It read like a standard phishing pitch: "It has come to our attention that your account information needs to be updated," it said. "If you could please take 5-10 minutes out of your online experience and update your personal records you will not run into any future problems with the online service."

What was unusual, however, was the fact that the link in the email was to a fake PayPal site hosted by servers in the Malaysian government's domain.

"This one was interesting because of the Malaysian angle. A government server usually gets my attention," Carton said.

Closer investigation revealed that computers from another trusted source had been used to send out the phishing email.

"The compromised mail server used to relay the spam and scrub off any evidence of where the spammer is, was not the typical home cable customer with a zombie infection, but," Carton said. "They boast of having HIPAA-compliant software for patient privacy, but they were compromised and used as a spam-spewing relay. How trustworthy is that?"

Paul Laudanski, owner of Computer Cops and the leader of the Phishing Incident Reporting and Termination squad project, examined the phishing email and agreed it appeared to have been relayed by Rxdocuments. provides dictation transcription services for physicians. It bills its products as "cost-effective, secure transcription adhering to the highest professional, ethical, and legal standards," according to the company's website.

Neither, nor the Government of Malaysia responded to requests for comment. is headquartered in Miami, but the site is registered to RxDocuments Pvt. Ltd., in Bangalore, India, according to the Whois database.

This is not the first time that the site been used by phishers, according to Laudanski. It has been used at least four other times since April of this year to spoof brands such as Chase, Citibank and eBay, he said.

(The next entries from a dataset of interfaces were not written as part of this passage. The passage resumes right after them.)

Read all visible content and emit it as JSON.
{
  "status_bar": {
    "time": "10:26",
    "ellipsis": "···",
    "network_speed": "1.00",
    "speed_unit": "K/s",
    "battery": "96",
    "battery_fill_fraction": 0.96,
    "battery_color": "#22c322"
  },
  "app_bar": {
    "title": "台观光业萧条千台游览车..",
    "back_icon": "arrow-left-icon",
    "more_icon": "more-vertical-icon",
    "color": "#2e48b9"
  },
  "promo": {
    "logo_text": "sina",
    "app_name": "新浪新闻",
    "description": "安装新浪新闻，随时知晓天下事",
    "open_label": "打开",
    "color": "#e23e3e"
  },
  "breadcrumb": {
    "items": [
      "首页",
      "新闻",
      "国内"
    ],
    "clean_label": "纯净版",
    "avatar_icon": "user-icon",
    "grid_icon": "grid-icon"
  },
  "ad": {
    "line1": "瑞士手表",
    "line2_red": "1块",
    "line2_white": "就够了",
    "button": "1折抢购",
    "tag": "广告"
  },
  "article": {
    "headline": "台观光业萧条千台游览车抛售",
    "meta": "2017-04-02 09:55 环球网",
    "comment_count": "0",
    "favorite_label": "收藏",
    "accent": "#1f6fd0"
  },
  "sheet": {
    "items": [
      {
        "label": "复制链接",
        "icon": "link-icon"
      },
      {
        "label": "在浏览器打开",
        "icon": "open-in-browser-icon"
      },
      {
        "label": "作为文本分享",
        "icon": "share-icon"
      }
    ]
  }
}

Phishers have become increasingly sophisticated as criminals have realised that there is real money to be made in online fraud. Research company Gartner estimates that US consumers will lose $2.8 billion to phishing in 2006, with the average attack netting $1,244.

"There's definitely more of it than we've seen ever," said Dave Jevans, chairman of the Anti-Phishing Working Group. "Spam has gone up hugely in the last two months and the volume of phishing has gone up with that," he said.

Jevans agreed said that this latest PayPal scam is unusual.

"It's interesting because it's basically two entities that you would think would have security nailed down," he said.

PC World's Erik Larkin contributed to this story.